David Bourget (Western Ontario)
David Chalmers (ANU, NYU)
Rafael De Clercq
Jack Alan Reynolds
Learn more about PhilPapers
Journal of Ethics 15 (3):281-290 (2011)
Professor Sterba argues for two interesting and provocative positions regarding affirmative action. First, affirmative action programs are still needed to ensure diversity in educational institutions of higher learning. Secondly, the proponents and opponents of affirmative action are not as far apart as they seem to think. To this end, he proposes a position that would give weight to race as a category for affirmative action that can withstand the challenges of affirmative action opponents while giving the needed support for affirmative action proponents. It is his contention that both sides can support arguments for diversity affirmative action. This paper raises concerns about the ability of arguments for racial diversity to resolve or bring together opponents and proponents of affirmative action. It is argued that the negative social climate, regarding the social and intellectual merits of black Americans, works against the acceptance of affirmative action programs. In sum, it is argued that Professor Sterba’s position continues to put the social onus of changing racial attitudes on blacks with little or no effort on the part of whites other than allowing blacks admittance to formerly segregated educational institutions to interact with white students.
|Keywords||Affirmative action Black Americans Diversity affirmative action James Sterba Racial Attitudes Racism|
|Categories||categorize this paper)|
Setup an account with your affiliations in order to access resources via your University's proxy server
Configure custom proxy (use this if your affiliation does not provide a proxy)
|Through your library|
References found in this work BETA

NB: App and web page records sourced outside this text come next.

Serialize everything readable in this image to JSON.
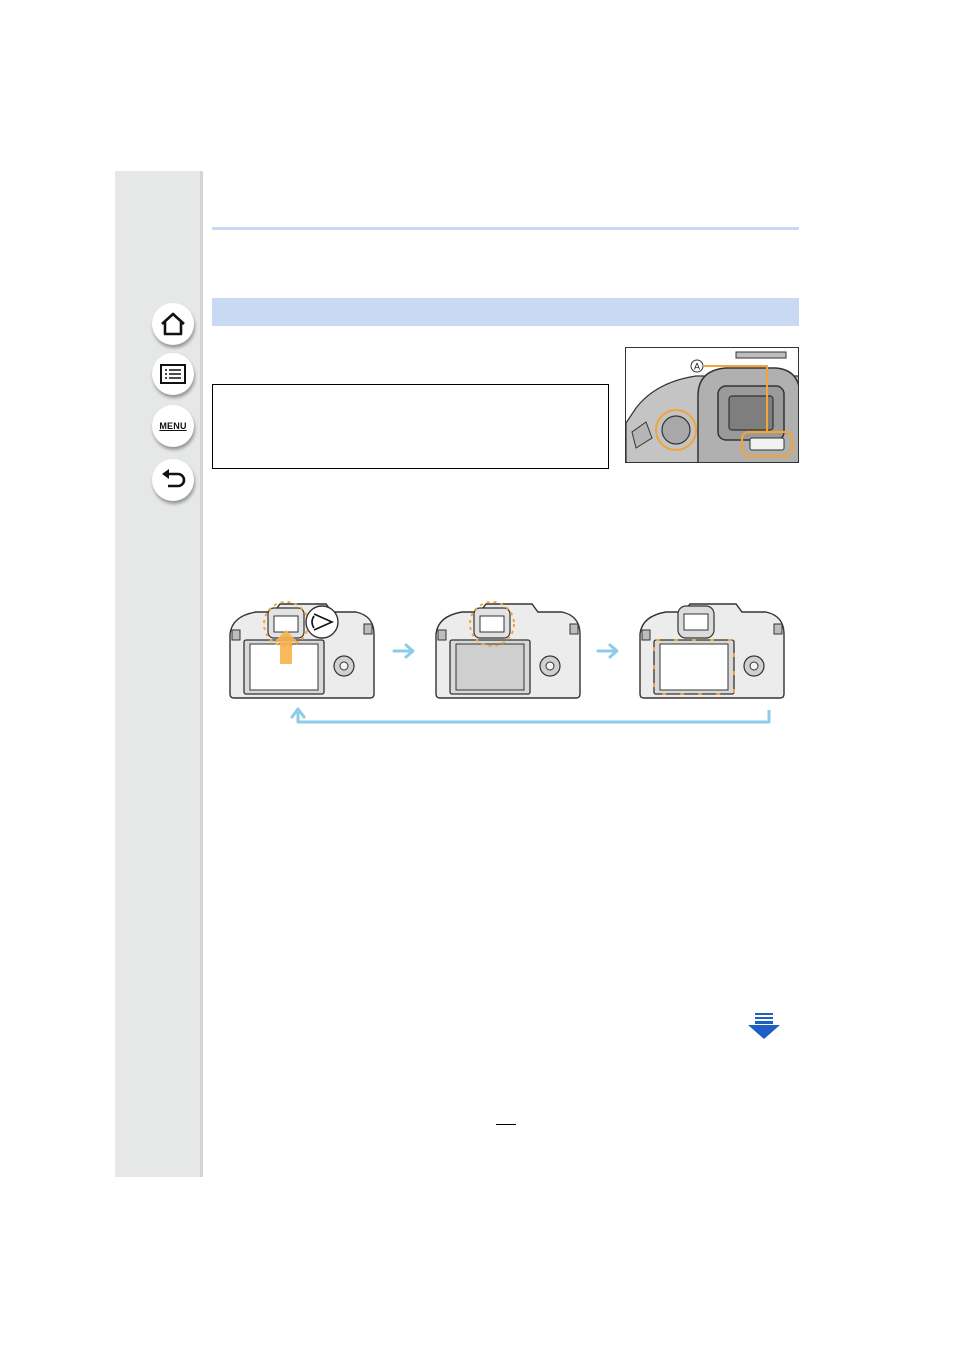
{
  "sidebar": {
    "buttons": [
      {
        "name": "home-button",
        "icon": "home-icon"
      },
      {
        "name": "contents-button",
        "icon": "list-icon"
      },
      {
        "name": "menu-button",
        "icon": "menu-icon",
        "label": "MENU"
      },
      {
        "name": "back-button",
        "icon": "back-arrow-icon"
      }
    ]
  },
  "photo": {
    "callout_label": "A"
  },
  "colors": {
    "accent_band": "#c9d9f3",
    "highlight": "#f0a43a",
    "cycle_arrow": "#8ecbea",
    "next_page_arrow": "#1f5fc4"
  }
}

Ronald R. Sundstrom (2008). The Browning of America and the Evasion of Social Justice. State University of New York Press.
Citations of this work BETA

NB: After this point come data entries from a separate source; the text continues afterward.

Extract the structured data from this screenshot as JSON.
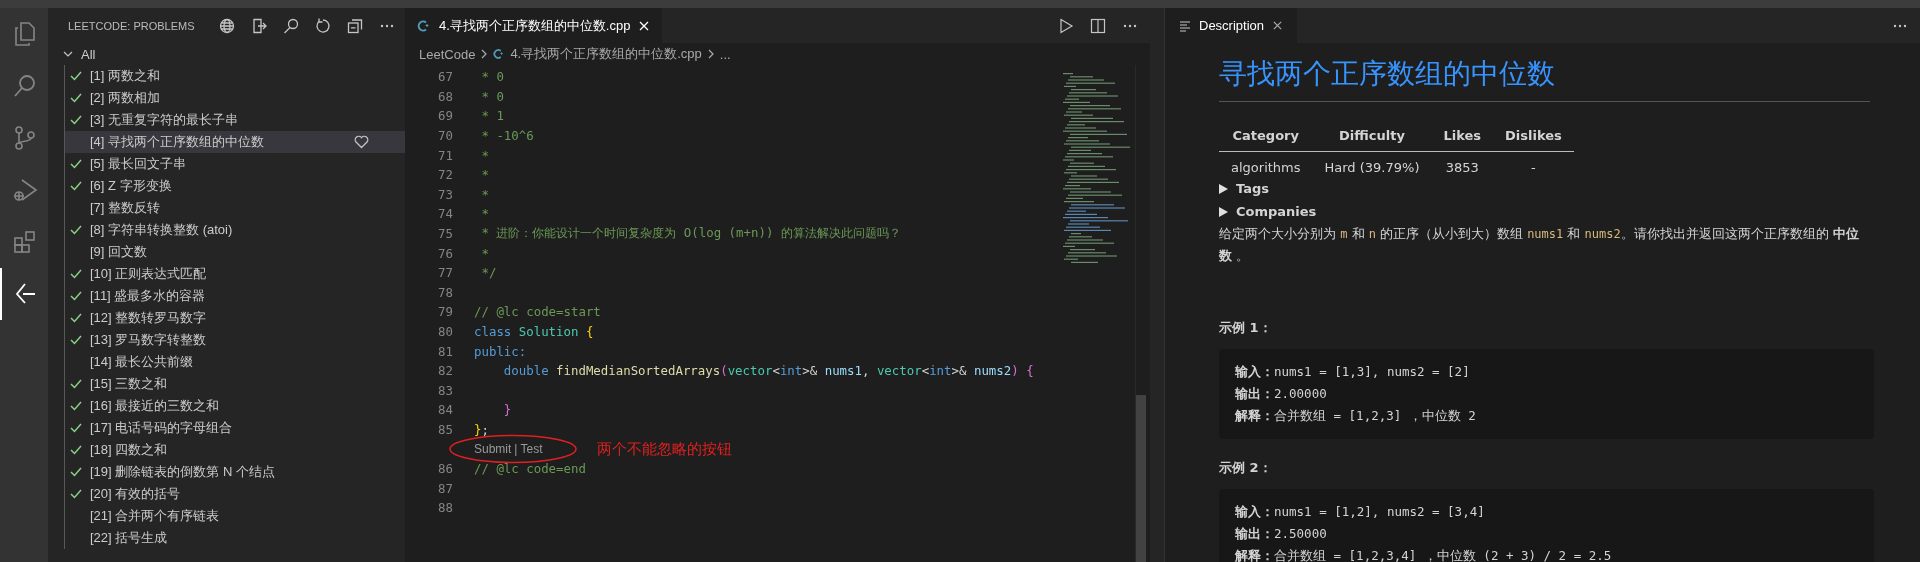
{
  "activity_bar": [
    {
      "kind": "files",
      "selected": false
    },
    {
      "kind": "search",
      "selected": false
    },
    {
      "kind": "source-control",
      "selected": false
    },
    {
      "kind": "debug",
      "selected": false
    },
    {
      "kind": "extensions",
      "selected": false
    },
    {
      "kind": "leetcode",
      "selected": true
    }
  ],
  "sidebar": {
    "title": "LEETCODE: PROBLEMS",
    "root": {
      "label": "All",
      "expanded": true,
      "children": [
        {
          "label": "[1] 两数之和",
          "solved": true,
          "selected": false
        },
        {
          "label": "[2] 两数相加",
          "solved": true,
          "selected": false
        },
        {
          "label": "[3] 无重复字符的最长子串",
          "solved": true,
          "selected": false
        },
        {
          "label": "[4] 寻找两个正序数组的中位数",
          "solved": false,
          "selected": true
        },
        {
          "label": "[5] 最长回文子串",
          "solved": true,
          "selected": false
        },
        {
          "label": "[6] Z 字形变换",
          "solved": true,
          "selected": false
        },
        {
          "label": "[7] 整数反转",
          "solved": false,
          "selected": false
        },
        {
          "label": "[8] 字符串转换整数 (atoi)",
          "solved": true,
          "selected": false
        },
        {
          "label": "[9] 回文数",
          "solved": false,
          "selected": false
        },
        {
          "label": "[10] 正则表达式匹配",
          "solved": true,
          "selected": false
        },
        {
          "label": "[11] 盛最多水的容器",
          "solved": true,
          "selected": false
        },
        {
          "label": "[12] 整数转罗马数字",
          "solved": true,
          "selected": false
        },
        {
          "label": "[13] 罗马数字转整数",
          "solved": true,
          "selected": false
        },
        {
          "label": "[14] 最长公共前缀",
          "solved": false,
          "selected": false
        },
        {
          "label": "[15] 三数之和",
          "solved": true,
          "selected": false
        },
        {
          "label": "[16] 最接近的三数之和",
          "solved": true,
          "selected": false
        },
        {
          "label": "[17] 电话号码的字母组合",
          "solved": true,
          "selected": false
        },
        {
          "label": "[18] 四数之和",
          "solved": true,
          "selected": false
        },
        {
          "label": "[19] 删除链表的倒数第 N 个结点",
          "solved": true,
          "selected": false
        },
        {
          "label": "[20] 有效的括号",
          "solved": true,
          "selected": false
        },
        {
          "label": "[21] 合并两个有序链表",
          "solved": false,
          "selected": false
        },
        {
          "label": "[22] 括号生成",
          "solved": false,
          "selected": false
        }
      ]
    }
  },
  "editor": {
    "tab": {
      "label": "4.寻找两个正序数组的中位数.cpp",
      "selected": true
    },
    "breadcrumb": [
      "LeetCode",
      "4.寻找两个正序数组的中位数.cpp",
      "..."
    ],
    "lines": [
      {
        "kind": "code",
        "number": "67",
        "tokens": [
          {
            "text": " * 0",
            "kind": "comment"
          }
        ]
      },
      {
        "kind": "code",
        "number": "68",
        "tokens": [
          {
            "text": " * 0",
            "kind": "comment"
          }
        ]
      },
      {
        "kind": "code",
        "number": "69",
        "tokens": [
          {
            "text": " * 1",
            "kind": "comment"
          }
        ]
      },
      {
        "kind": "code",
        "number": "70",
        "tokens": [
          {
            "text": " * -10^6",
            "kind": "comment"
          }
        ]
      },
      {
        "kind": "code",
        "number": "71",
        "tokens": [
          {
            "text": " *",
            "kind": "comment"
          }
        ]
      },
      {
        "kind": "code",
        "number": "72",
        "tokens": [
          {
            "text": " *",
            "kind": "comment"
          }
        ]
      },
      {
        "kind": "code",
        "number": "73",
        "tokens": [
          {
            "text": " *",
            "kind": "comment"
          }
        ]
      },
      {
        "kind": "code",
        "number": "74",
        "tokens": [
          {
            "text": " *",
            "kind": "comment"
          }
        ]
      },
      {
        "kind": "code",
        "number": "75",
        "tokens": [
          {
            "text": " * 进阶：你能设计一个时间复杂度为 O(log (m+n)) 的算法解决此问题吗？",
            "kind": "comment"
          }
        ]
      },
      {
        "kind": "code",
        "number": "76",
        "tokens": [
          {
            "text": " *",
            "kind": "comment"
          }
        ]
      },
      {
        "kind": "code",
        "number": "77",
        "tokens": [
          {
            "text": " */",
            "kind": "comment"
          }
        ]
      },
      {
        "kind": "code",
        "number": "78"
      },
      {
        "kind": "code",
        "number": "79",
        "tokens": [
          {
            "text": "// @lc code=start",
            "kind": "comment"
          }
        ]
      },
      {
        "kind": "code",
        "number": "80",
        "tokens": [
          {
            "text": "class ",
            "kind": "keyword"
          },
          {
            "text": "Solution ",
            "kind": "type"
          },
          {
            "text": "{",
            "kind": "bracket1"
          }
        ]
      },
      {
        "kind": "code",
        "number": "81",
        "tokens": [
          {
            "text": "public:",
            "kind": "keyword"
          }
        ]
      },
      {
        "kind": "code",
        "number": "82",
        "tokens": [
          {
            "text": "    double ",
            "kind": "keyword"
          },
          {
            "text": "findMedianSortedArrays",
            "kind": "function"
          },
          {
            "text": "(",
            "kind": "bracket2"
          },
          {
            "text": "vector",
            "kind": "type"
          },
          {
            "text": "<",
            "kind": "plain"
          },
          {
            "text": "int",
            "kind": "keyword"
          },
          {
            "text": ">& ",
            "kind": "plain"
          },
          {
            "text": "nums1",
            "kind": "variable"
          },
          {
            "text": ", ",
            "kind": "plain"
          },
          {
            "text": "vector",
            "kind": "type"
          },
          {
            "text": "<",
            "kind": "plain"
          },
          {
            "text": "int",
            "kind": "keyword"
          },
          {
            "text": ">& ",
            "kind": "plain"
          },
          {
            "text": "nums2",
            "kind": "variable"
          },
          {
            "text": ") {",
            "kind": "bracket2"
          }
        ]
      },
      {
        "kind": "code",
        "number": "83"
      },
      {
        "kind": "code",
        "number": "84",
        "tokens": [
          {
            "text": "    }",
            "kind": "bracket2"
          }
        ]
      },
      {
        "kind": "code",
        "number": "85",
        "tokens": [
          {
            "text": "}",
            "kind": "bracket1"
          },
          {
            "text": ";",
            "kind": "plain"
          }
        ]
      },
      {
        "kind": "codelens",
        "actions": [
          "Submit",
          "Test"
        ],
        "separator": "|"
      },
      {
        "kind": "code",
        "number": "86",
        "tokens": [
          {
            "text": "// @lc code=end",
            "kind": "comment"
          }
        ]
      },
      {
        "kind": "code",
        "number": "87"
      },
      {
        "kind": "code",
        "number": "88"
      }
    ],
    "annotation": {
      "text": "两个不能忽略的按钮"
    }
  },
  "description": {
    "tab": {
      "label": "Description",
      "selected": true
    },
    "title": "寻找两个正序数组的中位数",
    "table": {
      "columns": [
        "Category",
        "Difficulty",
        "Likes",
        "Dislikes"
      ],
      "rows": [
        [
          "algorithms",
          "Hard (39.79%)",
          "3853",
          "-"
        ]
      ]
    },
    "sections": [
      {
        "label": "Tags",
        "expanded": false
      },
      {
        "label": "Companies",
        "expanded": false
      }
    ],
    "statement": [
      {
        "kind": "text",
        "text": "给定两个大小分别为 "
      },
      {
        "kind": "code",
        "text": "m"
      },
      {
        "kind": "text",
        "text": " 和 "
      },
      {
        "kind": "code",
        "text": "n"
      },
      {
        "kind": "text",
        "text": " 的正序（从小到大）数组 "
      },
      {
        "kind": "code",
        "text": "nums1"
      },
      {
        "kind": "text",
        "text": " 和 "
      },
      {
        "kind": "code",
        "text": "nums2"
      },
      {
        "kind": "text",
        "text": "。请你找出并返回这两个正序数组的 "
      },
      {
        "kind": "bold",
        "text": "中位数"
      },
      {
        "kind": "text",
        "text": " 。"
      }
    ],
    "examples": [
      {
        "heading": "示例 1：",
        "lines": [
          {
            "label": "输入：",
            "value": "nums1 = [1,3], nums2 = [2]"
          },
          {
            "label": "输出：",
            "value": "2.00000"
          },
          {
            "label": "解释：",
            "value": "合并数组 = [1,2,3] ，中位数 2"
          }
        ]
      },
      {
        "heading": "示例 2：",
        "lines": [
          {
            "label": "输入：",
            "value": "nums1 = [1,2], nums2 = [3,4]"
          },
          {
            "label": "输出：",
            "value": "2.50000"
          },
          {
            "label": "解释：",
            "value": "合并数组 = [1,2,3,4] ，中位数 (2 + 3) / 2 = 2.5"
          }
        ]
      }
    ]
  }
}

No citations found.
Similar books and articles
Louis P. Pojman (1998). The Case Against Affirmative Action. International Journal of Applied Philosophy 12 (1):97-115.
Engelbert Ssekasozi (1999). A Philosophical Defense of Affirmative Action. Edwin Mellen Press.
Prue Burns & Jan Schapper (2008). The Ethical Case for Affirmative Action. Journal of Business Ethics 83 (3):369 - 379.
James P. Sterba (2004). The Michigan Cases and Furthering the Justification for Affirmative Action. International Journal of Applied Philosophy 18 (1):1-12.
Richard A. Jones (2004). Affirmative Inaction? The Aftermath of Grutter and Gratz. Radical Philosophy Review 7 (2):179-193.
Leo Groarke (1990). Affirmative Action as a Form of Restitution. Journal of Business Ethics 9 (3):207 - 213.
Paula Chegwidden & Wendy R. Katz (1983). American and Canadian Perspectives on Affirmative Action: A Response to the Fraser Institute. [REVIEW] Journal of Business Ethics 2 (3):191 - 202.
James P. Sterba (2004). Comments on Pell's “The Nature of Claims About Race and the Debate Over Racial Preferences”. International Journal of Applied Philosophy 18 (1):27-33.
Bill Shaw (1988). Affirmative Action: An Ethical Evaluation. [REVIEW] Journal of Business Ethics 7 (10):763 - 770.
George Carwe (2000). Affirmative Action in Post-Apartheid South Africa. Social Philosophy Today 16:77-94.
Anita L. Allen (2011). Was I Entitled or Should I Apologize? Affirmative Action Going Forward. Journal of Ethics 15 (3):253-263.
Stephen W. Ball (2005). Carl Cohen and James P. Sterba, Affirmative Action and Racial Preference: A Debate:Affirmative Action and Racial Preference: A Debate. Ethics 116 (1):226-228.
Beverly I. Moran, The Case for Black Inferiority? What Must Be True If Professor Sander is Right: A Response to a Systemic Analysis of Affirmative Action in American Law Schools.
Added to index2011-10-18
Total downloads16 ( #97,038 of 1,096,515 )
Recent downloads (6 months)1 ( #238,630 of 1,096,515 )
How can I increase my downloads?